_Exercise_. Scan the entries that follow for the word "JSON", then report every line in which it appears.

Records drawn from a dataset
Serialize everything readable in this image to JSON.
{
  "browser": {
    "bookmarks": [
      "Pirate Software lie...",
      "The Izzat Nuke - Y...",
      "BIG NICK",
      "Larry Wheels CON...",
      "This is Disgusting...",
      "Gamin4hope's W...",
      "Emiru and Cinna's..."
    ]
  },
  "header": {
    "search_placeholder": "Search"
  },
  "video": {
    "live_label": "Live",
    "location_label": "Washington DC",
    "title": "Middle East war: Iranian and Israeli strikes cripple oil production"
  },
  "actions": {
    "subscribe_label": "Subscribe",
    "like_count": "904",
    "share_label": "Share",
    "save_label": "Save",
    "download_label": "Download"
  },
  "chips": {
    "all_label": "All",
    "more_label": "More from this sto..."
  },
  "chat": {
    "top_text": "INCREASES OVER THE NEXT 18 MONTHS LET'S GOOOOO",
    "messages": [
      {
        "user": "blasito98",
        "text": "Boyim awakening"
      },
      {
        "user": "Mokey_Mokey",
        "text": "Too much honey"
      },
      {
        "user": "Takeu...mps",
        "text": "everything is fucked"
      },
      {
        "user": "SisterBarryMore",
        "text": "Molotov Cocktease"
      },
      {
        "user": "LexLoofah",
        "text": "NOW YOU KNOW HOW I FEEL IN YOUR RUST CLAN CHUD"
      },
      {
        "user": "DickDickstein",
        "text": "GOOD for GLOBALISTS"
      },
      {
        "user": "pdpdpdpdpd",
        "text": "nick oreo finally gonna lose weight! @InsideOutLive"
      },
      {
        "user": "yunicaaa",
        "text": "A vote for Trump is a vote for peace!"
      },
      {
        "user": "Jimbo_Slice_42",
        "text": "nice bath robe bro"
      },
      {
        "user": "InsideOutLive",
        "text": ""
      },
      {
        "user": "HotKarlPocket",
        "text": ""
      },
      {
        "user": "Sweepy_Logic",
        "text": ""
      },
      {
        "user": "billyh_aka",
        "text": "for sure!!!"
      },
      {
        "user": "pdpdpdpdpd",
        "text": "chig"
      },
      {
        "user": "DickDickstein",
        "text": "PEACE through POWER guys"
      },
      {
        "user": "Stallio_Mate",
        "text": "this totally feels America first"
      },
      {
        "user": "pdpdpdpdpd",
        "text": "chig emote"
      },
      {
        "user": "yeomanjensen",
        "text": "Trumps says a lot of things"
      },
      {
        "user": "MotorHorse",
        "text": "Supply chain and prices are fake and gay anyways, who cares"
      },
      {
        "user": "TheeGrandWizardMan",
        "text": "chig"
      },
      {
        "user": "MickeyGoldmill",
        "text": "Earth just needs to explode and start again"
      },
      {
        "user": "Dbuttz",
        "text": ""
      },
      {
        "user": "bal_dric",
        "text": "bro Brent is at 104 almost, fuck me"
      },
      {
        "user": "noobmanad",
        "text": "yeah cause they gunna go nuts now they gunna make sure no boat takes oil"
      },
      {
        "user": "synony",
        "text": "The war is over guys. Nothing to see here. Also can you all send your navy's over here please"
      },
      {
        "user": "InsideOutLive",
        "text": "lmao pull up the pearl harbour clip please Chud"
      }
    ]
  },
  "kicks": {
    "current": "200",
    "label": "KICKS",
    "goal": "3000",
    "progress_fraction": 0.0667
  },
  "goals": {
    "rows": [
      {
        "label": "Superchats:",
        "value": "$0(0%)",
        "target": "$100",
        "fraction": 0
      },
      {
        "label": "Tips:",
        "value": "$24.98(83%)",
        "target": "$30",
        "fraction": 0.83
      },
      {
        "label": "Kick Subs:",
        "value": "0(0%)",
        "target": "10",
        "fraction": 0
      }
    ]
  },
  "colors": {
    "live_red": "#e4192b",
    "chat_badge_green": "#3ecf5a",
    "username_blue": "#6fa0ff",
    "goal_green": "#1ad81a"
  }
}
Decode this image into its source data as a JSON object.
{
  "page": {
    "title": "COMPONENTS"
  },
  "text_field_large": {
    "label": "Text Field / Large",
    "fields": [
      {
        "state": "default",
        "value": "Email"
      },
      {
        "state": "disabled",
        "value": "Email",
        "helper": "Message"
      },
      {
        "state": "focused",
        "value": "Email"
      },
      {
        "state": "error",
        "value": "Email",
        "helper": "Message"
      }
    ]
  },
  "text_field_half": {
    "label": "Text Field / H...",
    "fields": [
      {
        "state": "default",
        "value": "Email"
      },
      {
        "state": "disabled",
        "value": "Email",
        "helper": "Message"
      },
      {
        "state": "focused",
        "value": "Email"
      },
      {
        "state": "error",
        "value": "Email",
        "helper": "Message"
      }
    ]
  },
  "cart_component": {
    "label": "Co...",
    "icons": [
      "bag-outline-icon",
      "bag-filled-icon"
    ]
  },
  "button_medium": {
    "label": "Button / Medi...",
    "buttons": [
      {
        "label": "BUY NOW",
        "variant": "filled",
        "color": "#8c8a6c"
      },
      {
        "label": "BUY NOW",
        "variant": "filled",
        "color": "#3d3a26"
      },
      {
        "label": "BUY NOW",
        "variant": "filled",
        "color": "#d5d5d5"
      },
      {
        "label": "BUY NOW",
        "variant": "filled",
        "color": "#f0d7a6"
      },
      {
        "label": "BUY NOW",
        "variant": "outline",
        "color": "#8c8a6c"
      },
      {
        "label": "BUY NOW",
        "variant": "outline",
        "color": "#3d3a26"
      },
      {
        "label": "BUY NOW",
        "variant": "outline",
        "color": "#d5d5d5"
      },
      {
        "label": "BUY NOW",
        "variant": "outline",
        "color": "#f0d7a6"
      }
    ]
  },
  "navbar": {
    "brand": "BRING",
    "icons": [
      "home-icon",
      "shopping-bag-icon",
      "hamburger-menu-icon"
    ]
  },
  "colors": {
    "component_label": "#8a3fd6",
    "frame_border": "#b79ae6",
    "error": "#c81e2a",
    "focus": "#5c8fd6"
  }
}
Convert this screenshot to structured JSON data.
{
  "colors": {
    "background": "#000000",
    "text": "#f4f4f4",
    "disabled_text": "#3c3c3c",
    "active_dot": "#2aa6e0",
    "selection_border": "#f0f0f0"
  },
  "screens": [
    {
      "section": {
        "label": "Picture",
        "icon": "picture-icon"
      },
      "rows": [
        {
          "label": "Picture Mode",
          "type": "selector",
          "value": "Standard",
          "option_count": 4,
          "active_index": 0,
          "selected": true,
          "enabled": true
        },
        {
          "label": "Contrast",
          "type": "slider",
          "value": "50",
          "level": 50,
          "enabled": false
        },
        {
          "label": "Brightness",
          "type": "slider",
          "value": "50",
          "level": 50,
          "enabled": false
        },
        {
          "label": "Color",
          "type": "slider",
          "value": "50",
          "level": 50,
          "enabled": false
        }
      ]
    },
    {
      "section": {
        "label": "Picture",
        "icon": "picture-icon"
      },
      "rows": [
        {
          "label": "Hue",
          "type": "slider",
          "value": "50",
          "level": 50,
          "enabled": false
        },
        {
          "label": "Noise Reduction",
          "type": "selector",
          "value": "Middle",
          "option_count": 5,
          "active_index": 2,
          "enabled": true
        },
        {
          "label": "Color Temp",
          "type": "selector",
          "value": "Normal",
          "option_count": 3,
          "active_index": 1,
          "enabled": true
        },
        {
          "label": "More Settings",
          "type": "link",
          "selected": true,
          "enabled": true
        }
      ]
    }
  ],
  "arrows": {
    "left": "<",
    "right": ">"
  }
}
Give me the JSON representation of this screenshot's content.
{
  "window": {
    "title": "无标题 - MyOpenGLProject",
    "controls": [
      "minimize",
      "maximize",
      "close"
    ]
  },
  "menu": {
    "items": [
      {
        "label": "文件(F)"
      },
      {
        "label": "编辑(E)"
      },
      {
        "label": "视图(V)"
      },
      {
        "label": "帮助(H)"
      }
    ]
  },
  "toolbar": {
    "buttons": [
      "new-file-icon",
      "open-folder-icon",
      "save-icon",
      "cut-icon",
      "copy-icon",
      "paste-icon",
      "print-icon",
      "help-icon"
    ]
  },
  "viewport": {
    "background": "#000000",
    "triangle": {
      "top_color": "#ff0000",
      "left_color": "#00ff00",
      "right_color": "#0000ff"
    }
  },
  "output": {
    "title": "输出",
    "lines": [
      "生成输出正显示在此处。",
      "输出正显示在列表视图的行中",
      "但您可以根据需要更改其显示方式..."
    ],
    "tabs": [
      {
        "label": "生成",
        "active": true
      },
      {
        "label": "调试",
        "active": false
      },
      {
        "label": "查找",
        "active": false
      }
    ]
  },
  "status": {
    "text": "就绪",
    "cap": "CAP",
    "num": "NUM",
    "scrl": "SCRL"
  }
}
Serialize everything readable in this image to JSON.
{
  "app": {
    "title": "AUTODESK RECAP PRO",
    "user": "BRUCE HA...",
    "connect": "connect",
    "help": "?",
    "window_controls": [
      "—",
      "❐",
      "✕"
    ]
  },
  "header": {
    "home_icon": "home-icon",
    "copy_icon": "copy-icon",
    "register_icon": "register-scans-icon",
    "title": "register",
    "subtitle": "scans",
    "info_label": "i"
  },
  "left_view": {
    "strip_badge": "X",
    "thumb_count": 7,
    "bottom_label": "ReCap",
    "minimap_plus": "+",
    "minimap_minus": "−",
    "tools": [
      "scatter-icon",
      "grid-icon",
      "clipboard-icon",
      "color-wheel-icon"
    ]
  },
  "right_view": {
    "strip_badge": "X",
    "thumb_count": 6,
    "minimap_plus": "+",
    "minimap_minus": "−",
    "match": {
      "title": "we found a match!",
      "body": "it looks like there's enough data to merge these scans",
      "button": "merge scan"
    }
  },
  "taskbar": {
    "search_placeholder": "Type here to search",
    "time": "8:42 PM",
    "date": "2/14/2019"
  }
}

_Answer area_.
Serialize everything readable in this image to JSON.
Decode this image into its source data as a JSON object.
Convert this screenshot to structured JSON data.
Give me the JSON representation of this screenshot's content.
Serialize everything readable in this image to JSON.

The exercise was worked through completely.